◆ ACTIVITY: Where a picture appears, skip it; print everything else in the records exactly as it stands.

::: RECORDS PROVIDED

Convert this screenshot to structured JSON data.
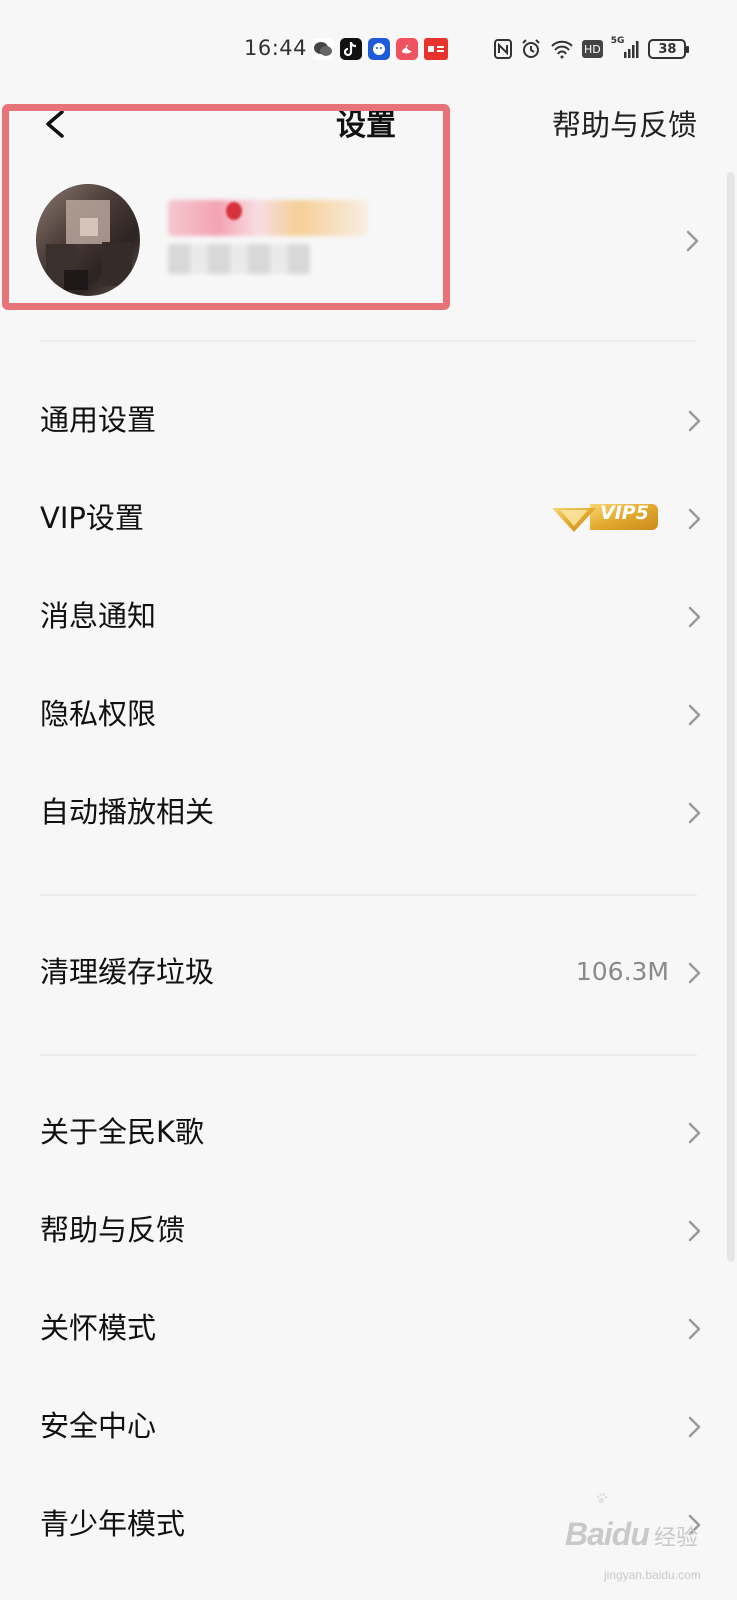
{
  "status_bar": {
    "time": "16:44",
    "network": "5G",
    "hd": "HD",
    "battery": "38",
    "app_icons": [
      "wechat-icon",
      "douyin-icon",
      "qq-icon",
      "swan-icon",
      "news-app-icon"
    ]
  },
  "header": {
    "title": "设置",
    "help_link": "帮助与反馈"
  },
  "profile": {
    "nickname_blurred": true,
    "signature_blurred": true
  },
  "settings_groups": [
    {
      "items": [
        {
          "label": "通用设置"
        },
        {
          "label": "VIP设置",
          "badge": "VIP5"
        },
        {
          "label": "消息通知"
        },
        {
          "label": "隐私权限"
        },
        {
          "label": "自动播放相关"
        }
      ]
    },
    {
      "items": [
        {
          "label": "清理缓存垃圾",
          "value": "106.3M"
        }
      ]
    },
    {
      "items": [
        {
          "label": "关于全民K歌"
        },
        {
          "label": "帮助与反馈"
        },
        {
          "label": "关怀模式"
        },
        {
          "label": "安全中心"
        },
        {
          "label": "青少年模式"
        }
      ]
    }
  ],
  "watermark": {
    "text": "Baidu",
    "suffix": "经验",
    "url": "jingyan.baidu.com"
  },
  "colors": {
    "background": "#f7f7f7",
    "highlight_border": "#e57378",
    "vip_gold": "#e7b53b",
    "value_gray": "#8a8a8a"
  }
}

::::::

◆ WRITTEN ANSWER:
Convert this screenshot to structured JSON data.
{
  "status_bar": {
    "time": "16:44",
    "network": "5G",
    "hd": "HD",
    "battery": "38",
    "app_icons": [
      "wechat-icon",
      "douyin-icon",
      "qq-icon",
      "swan-icon",
      "news-app-icon"
    ]
  },
  "header": {
    "title": "设置",
    "help_link": "帮助与反馈"
  },
  "profile": {
    "nickname_blurred": true,
    "signature_blurred": true
  },
  "settings_groups": [
    {
      "items": [
        {
          "label": "通用设置"
        },
        {
          "label": "VIP设置",
          "badge": "VIP5"
        },
        {
          "label": "消息通知"
        },
        {
          "label": "隐私权限"
        },
        {
          "label": "自动播放相关"
        }
      ]
    },
    {
      "items": [
        {
          "label": "清理缓存垃圾",
          "value": "106.3M"
        }
      ]
    },
    {
      "items": [
        {
          "label": "关于全民K歌"
        },
        {
          "label": "帮助与反馈"
        },
        {
          "label": "关怀模式"
        },
        {
          "label": "安全中心"
        },
        {
          "label": "青少年模式"
        }
      ]
    }
  ],
  "watermark": {
    "text": "Baidu",
    "suffix": "经验",
    "url": "jingyan.baidu.com"
  },
  "colors": {
    "background": "#f7f7f7",
    "highlight_border": "#e57378",
    "vip_gold": "#e7b53b",
    "value_gray": "#8a8a8a"
  }
}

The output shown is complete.